Objective: Non-compliance presents a constant challenge to effective therapy. Many studies only investigate early treatment discontinuation and not other measures like adherence to treatment regimen. We compared adherence in depressed patients using either a selective serotonin reuptake inhibitor (fluoxetine) or a tricyclic antidepressant (amitriptyline), and examined its clinical relevance through adverse events, drop-out rates, and outcome. Adherence was measured electronically with the MEMS (Medication Event Monitoring System).
Design: Nine-week double blind, randomized controlled trial.
Setting: Ambulatory psychiatric care.
Patients: Random sample of 66 depressed (DSM-III-R criteria) patients.
Intervention: Fluoxetine 20 mg or amitriptyline 150 mg.
Main outcome measures: Time course of adherence and its relation to severe adverse events, drop-outs and outcome.
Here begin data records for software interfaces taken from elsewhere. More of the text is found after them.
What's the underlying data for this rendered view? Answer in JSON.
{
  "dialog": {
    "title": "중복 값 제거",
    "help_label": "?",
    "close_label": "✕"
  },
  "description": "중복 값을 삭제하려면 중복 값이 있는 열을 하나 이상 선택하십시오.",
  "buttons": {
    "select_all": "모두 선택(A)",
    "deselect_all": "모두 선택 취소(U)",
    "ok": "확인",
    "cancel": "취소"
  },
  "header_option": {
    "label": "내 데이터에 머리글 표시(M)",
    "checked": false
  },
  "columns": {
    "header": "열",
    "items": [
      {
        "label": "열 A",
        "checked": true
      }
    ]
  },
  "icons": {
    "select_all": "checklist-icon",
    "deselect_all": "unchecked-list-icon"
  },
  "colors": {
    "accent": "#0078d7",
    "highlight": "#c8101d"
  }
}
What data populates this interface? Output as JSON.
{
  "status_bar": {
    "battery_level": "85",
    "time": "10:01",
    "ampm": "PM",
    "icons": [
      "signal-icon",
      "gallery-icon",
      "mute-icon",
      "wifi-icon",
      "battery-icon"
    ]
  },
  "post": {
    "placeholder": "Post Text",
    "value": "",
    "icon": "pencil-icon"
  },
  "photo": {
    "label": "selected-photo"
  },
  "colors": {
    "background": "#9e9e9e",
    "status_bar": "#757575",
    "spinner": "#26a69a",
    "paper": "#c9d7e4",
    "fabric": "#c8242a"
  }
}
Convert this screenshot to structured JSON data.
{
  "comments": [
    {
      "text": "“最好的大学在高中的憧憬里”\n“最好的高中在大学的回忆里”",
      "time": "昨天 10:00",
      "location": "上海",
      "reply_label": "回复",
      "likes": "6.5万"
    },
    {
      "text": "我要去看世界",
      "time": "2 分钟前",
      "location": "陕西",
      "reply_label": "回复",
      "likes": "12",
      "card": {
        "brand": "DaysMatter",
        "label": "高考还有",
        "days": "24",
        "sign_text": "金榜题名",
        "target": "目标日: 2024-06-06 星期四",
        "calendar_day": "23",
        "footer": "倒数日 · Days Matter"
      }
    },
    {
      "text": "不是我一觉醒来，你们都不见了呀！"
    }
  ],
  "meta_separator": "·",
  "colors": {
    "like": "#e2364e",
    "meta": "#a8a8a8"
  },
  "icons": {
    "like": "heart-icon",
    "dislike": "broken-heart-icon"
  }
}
Results: Non-adherence to the treatment regimen occurred frequently in both treatment groups: 31% of patients had at least one 3-day drug holiday, and 34% of patients had at least one episode of three pills in a 24-h period. Over-consumption occurred more frequently during the early phases of treatment while under-consumption occurred more frequently during the later phases. Patients on amitriptyline (P=0.03) and patients with a higher pill intake (P=0.01) experienced more severe adverse events. Patients on amitriptyline (P=0.009) and patients with a lower adherence to the treatment regimen (P=0.004) discontinued from treatment more frequently. The final Hamilton score was significantly predicted by a longer duration of treatment and by a better adherence, but only in amitriptyline users.
Conclusions: Non-adherence to the treatment regimen has important clinical consequences. Pharmacodynamics and human behavior predict risk for severe adverse events and drop-outs. Moreover, in amitriptyline users but not in fluoxetine users, better adherence predicts a better outcome.